> **Exercise brief**
The entries are to be reproduced verbatim, with all pictures omitted.

Extracted data entries
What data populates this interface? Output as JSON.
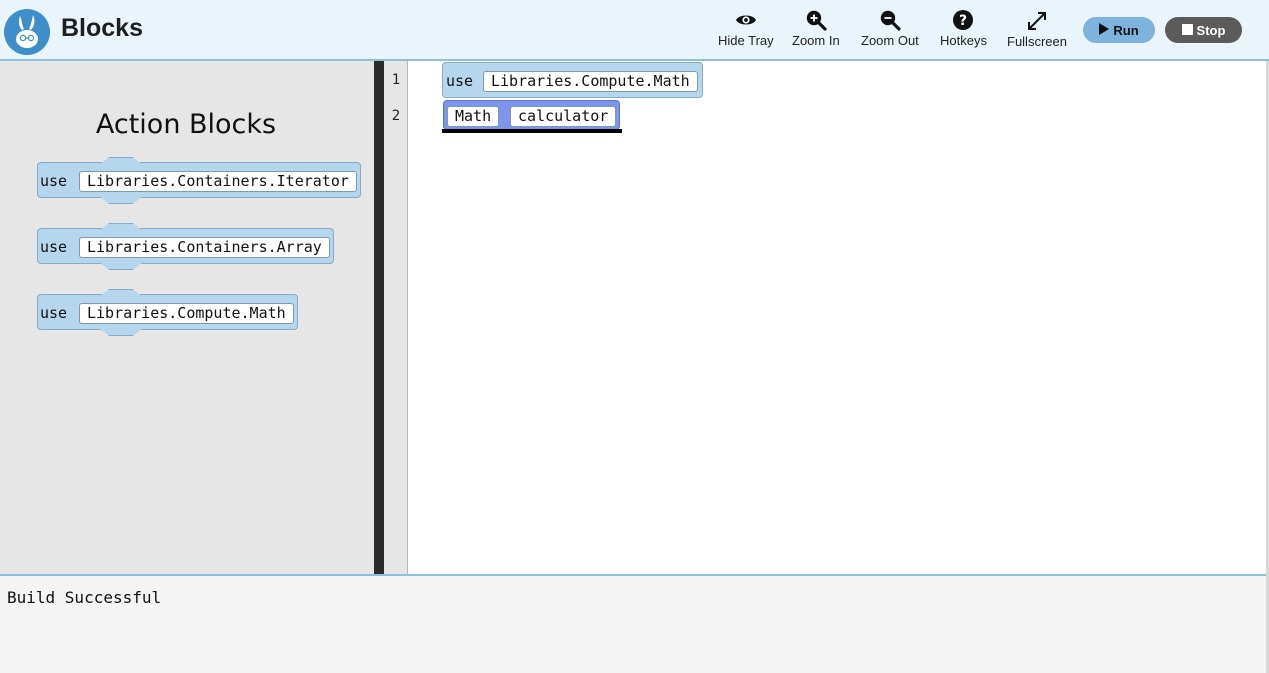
{
  "app": {
    "title": "Blocks"
  },
  "toolbar": {
    "hide_tray": "Hide Tray",
    "zoom_in": "Zoom In",
    "zoom_out": "Zoom Out",
    "hotkeys": "Hotkeys",
    "fullscreen": "Fullscreen",
    "run": "Run",
    "stop": "Stop"
  },
  "icons": {
    "logo": "bunny-logo-icon",
    "hide_tray": "eye-icon",
    "zoom_in": "zoom-in-icon",
    "zoom_out": "zoom-out-icon",
    "hotkeys": "question-icon",
    "fullscreen": "expand-icon",
    "run": "play-icon",
    "stop": "stop-icon"
  },
  "tray": {
    "title": "Action Blocks",
    "blocks": [
      {
        "keyword": "use",
        "value": "Libraries.Containers.Iterator"
      },
      {
        "keyword": "use",
        "value": "Libraries.Containers.Array"
      },
      {
        "keyword": "use",
        "value": "Libraries.Compute.Math"
      }
    ]
  },
  "editor": {
    "line_numbers": [
      "1",
      "2"
    ],
    "lines": [
      {
        "keyword": "use",
        "value": "Libraries.Compute.Math"
      },
      {
        "type": "Math",
        "name": "calculator",
        "selected": true
      }
    ]
  },
  "console": {
    "output": "Build Successful"
  },
  "colors": {
    "header_bg": "#eaf4fb",
    "accent": "#3d8ec9",
    "block": "#b5d6ec",
    "block_selected": "#7f95ec",
    "run_button": "#7eb3de",
    "stop_button": "#5b5b5b"
  }
}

> **Solution to the problem**
What data populates this interface? Output as JSON.
{
  "app": {
    "title": "Blocks"
  },
  "toolbar": {
    "hide_tray": "Hide Tray",
    "zoom_in": "Zoom In",
    "zoom_out": "Zoom Out",
    "hotkeys": "Hotkeys",
    "fullscreen": "Fullscreen",
    "run": "Run",
    "stop": "Stop"
  },
  "icons": {
    "logo": "bunny-logo-icon",
    "hide_tray": "eye-icon",
    "zoom_in": "zoom-in-icon",
    "zoom_out": "zoom-out-icon",
    "hotkeys": "question-icon",
    "fullscreen": "expand-icon",
    "run": "play-icon",
    "stop": "stop-icon"
  },
  "tray": {
    "title": "Action Blocks",
    "blocks": [
      {
        "keyword": "use",
        "value": "Libraries.Containers.Iterator"
      },
      {
        "keyword": "use",
        "value": "Libraries.Containers.Array"
      },
      {
        "keyword": "use",
        "value": "Libraries.Compute.Math"
      }
    ]
  },
  "editor": {
    "line_numbers": [
      "1",
      "2"
    ],
    "lines": [
      {
        "keyword": "use",
        "value": "Libraries.Compute.Math"
      },
      {
        "type": "Math",
        "name": "calculator",
        "selected": true
      }
    ]
  },
  "console": {
    "output": "Build Successful"
  },
  "colors": {
    "header_bg": "#eaf4fb",
    "accent": "#3d8ec9",
    "block": "#b5d6ec",
    "block_selected": "#7f95ec",
    "run_button": "#7eb3de",
    "stop_button": "#5b5b5b"
  }
}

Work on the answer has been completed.